Group founded by Nelson Mandela to promote 52 grassroots organisations
Supporting community organisations was response to growth of xenophobia, nationalism and populism
Former Irish president Mary Robinson and Graça Machel, widow of former president Nelson Mandela, join a walk to commemorate what would have been Mandela’s 99th birthday in Cape Town, South Africa. Photograph: REUTERS/Mike Hutchings
Fifty-two grassroots organisations from around the world are to be promoted by The Elders – a group of global leaders founded by Nelson Mandela – as part of a year-long campaign to encourage empathy, diversity and tolerance globally.
Speaking at the launch of The Elders’ Walk Together campaign, Mandela’s widow, Graça Machel, said supporting inspirational community organisations was part of the group’s response to the growth of xenophobia, nationalism and populism in politics worldwide.
The overall aim of the new campaign is to promote peace, health, justice and equality, which were four crucial areas that underpin an individual’s basic rights, she said.
The group of statesmen and women also gathered at the Cape Town International Convention Centre on Tuesday to celebrate their organisation’s 10th birthday. Mandela formed The Elders a decade ago to use its collective experience to promote the shared interests of humanity and universal human rights.
Ms Machel, who is from Mozambique, said The Elders intended to continue his work through its latest campaign, which would celebrate one inspirational organisation each week that is trying to defend basic rights under difficult circumstances.
“Each [community organisation that will be profiled] is working to make progress on basic human freedoms often in the face of seemingly insurmountable challenges,” she said.
While the 52 organisations have not all been chosen yet, they are being sourced through The Elders’ global civil society partner networks, including the US-based conflict resolution group Search for Common Ground.
Once chosen the organisations will be profiled on the recently established Walk Together website as part of their efforts to “amplify their voices”, according to The Elders’ spokesperson William French.
Mrs Machel maintained the new campaign is guided by the mandate given to them by Mr Mandela, which was “to support courage where there is fear, foster agreement where there is conflict, and inspire hope where there is despair”.
She went on to warn that xenophobic, nationalist and populist political forces had recently achieved their highest levels of support around the world in decades and they needed to be confronted.
“Authoritarian leaders in every part of the world show increasing confidence in their ability to erode human rights, shrink civic space, and in the worst cases, imprison and massacre their own citizens without fear of reprisal.
“This needs to be vigorously challenged, loud and clear. Without freedom, there will be no lasting peace or security, no justice, no prosperity,” she insisted.

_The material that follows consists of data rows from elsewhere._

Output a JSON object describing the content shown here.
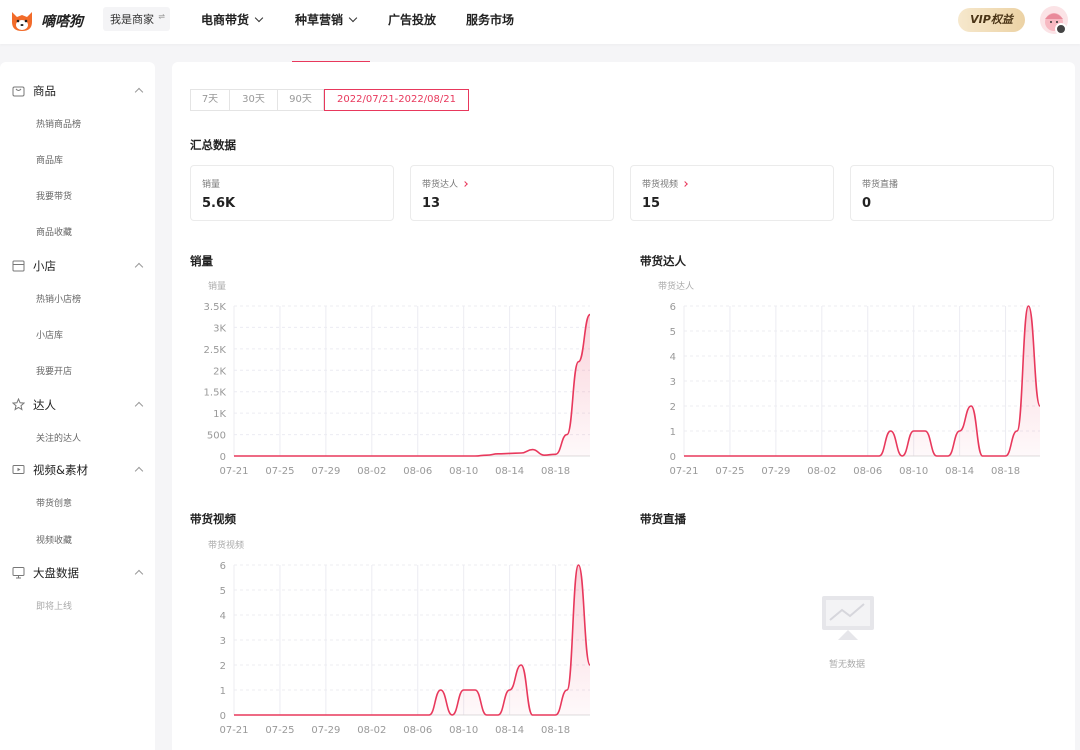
{
  "header": {
    "brand": "嘀嗒狗",
    "merchant_label": "我是商家",
    "nav": [
      {
        "label": "电商带货",
        "has_menu": true
      },
      {
        "label": "种草营销",
        "has_menu": true
      },
      {
        "label": "广告投放",
        "has_menu": false
      },
      {
        "label": "服务市场",
        "has_menu": false
      }
    ],
    "vip_label": "VIP权益"
  },
  "sidebar": {
    "groups": [
      {
        "label": "商品",
        "icon": "bag-icon",
        "items": [
          "热销商品榜",
          "商品库",
          "我要带货",
          "商品收藏"
        ]
      },
      {
        "label": "小店",
        "icon": "store-icon",
        "items": [
          "热销小店榜",
          "小店库",
          "我要开店"
        ]
      },
      {
        "label": "达人",
        "icon": "star-icon",
        "items": [
          "关注的达人"
        ]
      },
      {
        "label": "视频&素材",
        "icon": "video-icon",
        "items": [
          "带货创意",
          "视频收藏"
        ]
      },
      {
        "label": "大盘数据",
        "icon": "monitor-icon",
        "items": [
          "即将上线"
        ]
      }
    ]
  },
  "filters": {
    "ranges": [
      "7天",
      "30天",
      "90天",
      "2022/07/21-2022/08/21"
    ],
    "active_index": 3
  },
  "summary": {
    "title": "汇总数据",
    "cards": [
      {
        "label": "销量",
        "value": "5.6K",
        "has_link": false
      },
      {
        "label": "带货达人",
        "value": "13",
        "has_link": true
      },
      {
        "label": "带货视频",
        "value": "15",
        "has_link": true
      },
      {
        "label": "带货直播",
        "value": "0",
        "has_link": false
      }
    ]
  },
  "charts": {
    "sales_title": "销量",
    "influencers_title": "带货达人",
    "videos_title": "带货视频",
    "live_title": "带货直播",
    "live_empty_text": "暂无数据"
  },
  "colors": {
    "accent": "#e8385c",
    "grid": "#ececf2"
  },
  "chart_data": [
    {
      "type": "line",
      "title": "销量",
      "ylabel": "销量",
      "ylim": [
        0,
        3500
      ],
      "yticks": [
        0,
        500,
        1000,
        1500,
        2000,
        2500,
        3000,
        3500
      ],
      "ytick_labels": [
        "0",
        "500",
        "1K",
        "1.5K",
        "2K",
        "2.5K",
        "3K",
        "3.5K"
      ],
      "xticks": [
        "07-21",
        "07-25",
        "07-29",
        "08-02",
        "08-06",
        "08-10",
        "08-14",
        "08-18"
      ],
      "x": [
        "07-21",
        "07-22",
        "07-23",
        "07-24",
        "07-25",
        "07-26",
        "07-27",
        "07-28",
        "07-29",
        "07-30",
        "07-31",
        "08-01",
        "08-02",
        "08-03",
        "08-04",
        "08-05",
        "08-06",
        "08-07",
        "08-08",
        "08-09",
        "08-10",
        "08-11",
        "08-12",
        "08-13",
        "08-14",
        "08-15",
        "08-16",
        "08-17",
        "08-18",
        "08-19",
        "08-20",
        "08-21"
      ],
      "series": [
        {
          "values": [
            0,
            0,
            0,
            0,
            0,
            0,
            0,
            0,
            0,
            0,
            0,
            0,
            0,
            0,
            0,
            0,
            0,
            0,
            0,
            0,
            0,
            0,
            20,
            50,
            60,
            70,
            150,
            20,
            40,
            500,
            2200,
            3300
          ]
        }
      ]
    },
    {
      "type": "line",
      "title": "带货达人",
      "ylabel": "带货达人",
      "ylim": [
        0,
        6
      ],
      "yticks": [
        0,
        1,
        2,
        3,
        4,
        5,
        6
      ],
      "xticks": [
        "07-21",
        "07-25",
        "07-29",
        "08-02",
        "08-06",
        "08-10",
        "08-14",
        "08-18"
      ],
      "x": [
        "07-21",
        "07-22",
        "07-23",
        "07-24",
        "07-25",
        "07-26",
        "07-27",
        "07-28",
        "07-29",
        "07-30",
        "07-31",
        "08-01",
        "08-02",
        "08-03",
        "08-04",
        "08-05",
        "08-06",
        "08-07",
        "08-08",
        "08-09",
        "08-10",
        "08-11",
        "08-12",
        "08-13",
        "08-14",
        "08-15",
        "08-16",
        "08-17",
        "08-18",
        "08-19",
        "08-20",
        "08-21"
      ],
      "series": [
        {
          "values": [
            0,
            0,
            0,
            0,
            0,
            0,
            0,
            0,
            0,
            0,
            0,
            0,
            0,
            0,
            0,
            0,
            0,
            0,
            1,
            0,
            1,
            1,
            0,
            0,
            1,
            2,
            0,
            0,
            0,
            1,
            6,
            2
          ]
        }
      ]
    },
    {
      "type": "line",
      "title": "带货视频",
      "ylabel": "带货视频",
      "ylim": [
        0,
        6
      ],
      "yticks": [
        0,
        1,
        2,
        3,
        4,
        5,
        6
      ],
      "xticks": [
        "07-21",
        "07-25",
        "07-29",
        "08-02",
        "08-06",
        "08-10",
        "08-14",
        "08-18"
      ],
      "x": [
        "07-21",
        "07-22",
        "07-23",
        "07-24",
        "07-25",
        "07-26",
        "07-27",
        "07-28",
        "07-29",
        "07-30",
        "07-31",
        "08-01",
        "08-02",
        "08-03",
        "08-04",
        "08-05",
        "08-06",
        "08-07",
        "08-08",
        "08-09",
        "08-10",
        "08-11",
        "08-12",
        "08-13",
        "08-14",
        "08-15",
        "08-16",
        "08-17",
        "08-18",
        "08-19",
        "08-20",
        "08-21"
      ],
      "series": [
        {
          "values": [
            0,
            0,
            0,
            0,
            0,
            0,
            0,
            0,
            0,
            0,
            0,
            0,
            0,
            0,
            0,
            0,
            0,
            0,
            1,
            0,
            1,
            1,
            0,
            0,
            1,
            2,
            0,
            0,
            0,
            1,
            6,
            2
          ]
        }
      ]
    },
    {
      "type": "line",
      "title": "带货直播",
      "empty": true
    }
  ]
}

The Elders is made up of former heads of state, peace activists, and human rights advocates, including Kofi Annan, Ban Ki-moon, Desmond Tutu, Graça Machel, Jimmy Carter, Hina Jilani, Ireland’s Mary Robinson, and Ernesto Zedillo.
International businessman Sir Richard Branson, who was a close friend of Mr Mandela’s, was also in attendance at the event. So too were hundreds of representatives of some of Cape Town’s poorest communities.
Ahead of the launch, a large group of people led by The Elders gathered in Cape Town’s central business district for a symbolic march on Nelson Mandela International Day, to honour the global icon, who died in December 2013.